All in all I think that Filipinos are some of the nicest people in the world, although there are some bad seeds, but what country doesn’t have those.  I feel safer walking around here at night then I would walking around downtown Houston, New York City, Los Angeles, the east side of St. Louis, the south side of Chicago and many other places in the United States.  I just mind my own business, I don’t act like a jerk and if I have large amounts of money (which is rare), I don’t flash it around.  You see, just common sense.

To anyone that is thinking about retiring here in the Philippines, please don’t go by hear say.  For the best information check out the blogs of the expats that are already in the Philippines.  If you can find one that already lives in the area you think you want to live, that’s great.  I think just about any of us will be able to assist you though.  We know the facts about what is and what isn’t.  Come take a look for yourself, but don’t forget to bring your common sense.

See ya later “Joe”.

(this website makes some good points and starts off in French, but switches to English – feature picture from here)




  1. Hey Joe, What’s your name? I hear a lot from younger Filipinos from older ones I hear Hello my friend, I look at it as just a greeting, I reply with my name and if kids, call them dong if older I say pare ko or kuya, it does get smiles when they hear their own language. The piso,piso, pasko, crap gets on my nerves I learned a loud hindi is enough to draw attention to what’s going on and usually ends the piso piso requesting Filipinos because they hate to be embarrassed at any age. When the gates of our compound are open we sometime get beggars or the singing guitar players both I find as irritable but best way to get rid of them is ignore them behind closed doors.

    • Usually when you tell any Filipino something in Tagalog, they smile. I wonder if the white people here that speak fluent Tagalog have them rolling all day long? I usually hide in the house all day, so I don’t see too many beggars. I wouldn’t mind giving some of them food, especially the old ones, but then they come by more often and come to expect it all the time and maybe they tell each other.

      • How do you keep your sanity being cooped up all the time UJ? I’m an outdoor kinda guy and you won’t find me inside too often. My thoughts about beggars – why would a beggar tell another beggar about their source of free food and ruin it for themselves?

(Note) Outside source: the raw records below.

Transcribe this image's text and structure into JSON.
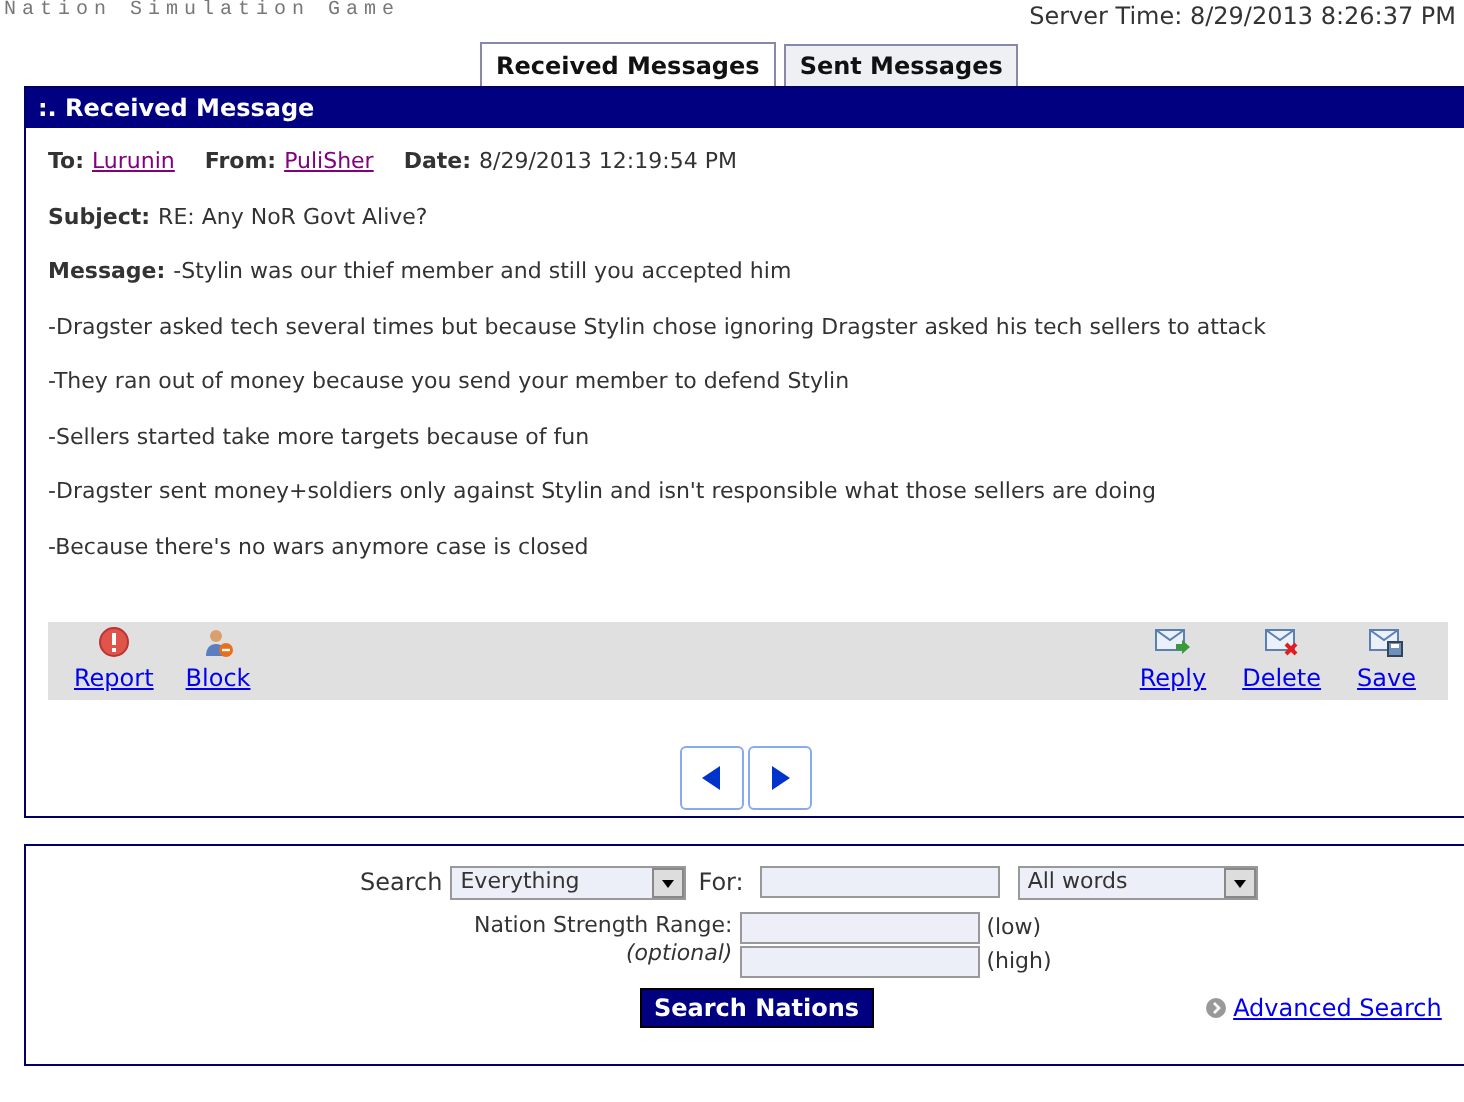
{
  "site_title": "Nation Simulation Game",
  "server_time": "Server Time: 8/29/2013 8:26:37 PM",
  "tabs": [
    {
      "label": "Received Messages",
      "selected": true
    },
    {
      "label": "Sent Messages",
      "selected": false
    }
  ],
  "message_panel": {
    "title": ":. Received Message",
    "to_label": "To:",
    "to": "Lurunin",
    "from_label": "From:",
    "from": "PuliSher",
    "date_label": "Date:",
    "date": "8/29/2013 12:19:54 PM",
    "subject_label": "Subject:",
    "subject": "RE: Any NoR Govt Alive?",
    "message_label": "Message:",
    "lines": [
      "-Stylin was our thief member and still you accepted him",
      "-Dragster asked tech several times but because Stylin chose ignoring Dragster asked his tech sellers to attack",
      "-They ran out of money because you send your member to defend Stylin",
      "-Sellers started take more targets because of fun",
      "-Dragster sent money+soldiers only against Stylin and isn't responsible what those sellers are doing",
      "-Because there's no wars anymore case is closed"
    ],
    "left_actions": [
      {
        "kind": "report",
        "label": "Report"
      },
      {
        "kind": "block",
        "label": "Block"
      }
    ],
    "right_actions": [
      {
        "kind": "reply",
        "label": "Reply"
      },
      {
        "kind": "delete",
        "label": "Delete"
      },
      {
        "kind": "save",
        "label": "Save"
      }
    ]
  },
  "search": {
    "label": "Search",
    "scope": "Everything",
    "for_label": "For:",
    "match": "All words",
    "range_label": "Nation Strength Range:",
    "optional": "(optional)",
    "low": "(low)",
    "high": "(high)",
    "button": "Search Nations",
    "advanced": "Advanced Search"
  }
}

It could go both ways I guess. Sometimes it just may be hard to keep a good secret with the good ole bamboo telegraph. 🙂

        • Oh I don’t mind getting out, if there is something to do. I can stay for hours upon hours in front of the computer though. It’s one of the things that keeps me from eating so much too. When I’m on the computer I tend not to eat very much at all. I do seem to drink more though, not all alcohol either.

    • I guess you can’t pity the guy who’s real name is Joe! I usually just ignore them and over time I’m sure they will get to know your name, especially in the smaller communities. I agree with you on the begging thing – a healthy ‘hindi’ usually prevents it in the future. After three years of living in Olongapo, I felt I had everyone well trained along my normal daily route but could get annoyed whenever I had to deviate. hahah.

      • This “vacation” I was on, I met a guy named Joe, remember. I told him that I guess the “Hello Joe” doesn’t bother you. It didn’t.

  2. I usually respond to the ‘Hello Joes’ because I take it for granted the kids are just trying to be friendly and have a little fun. Their English may not be that good so I generally respond with a ‘Kamusta Ka?’ of my own. That makes the smiles even wider and gets some of the shyer ones to smile, too. Kids will be kids after all. It’s not the ‘Hello Joe” but the ‘peso, peso’ that I find a little annoying, lol.

    • Like I said in the post, I had it in my mind that it was rude for kids to be saying “Hey Joe”. Since I’ve brought this subject up on here and talking with a couple of other people, maybe I was wrong. I’m not wrong about the “Peso, Peso” though, that will still bother me. You are right, it gets annoying when you get too many of them asking on a daily basis. Luckily I don’t have them asking me daily anymore.

Texan in the Philippines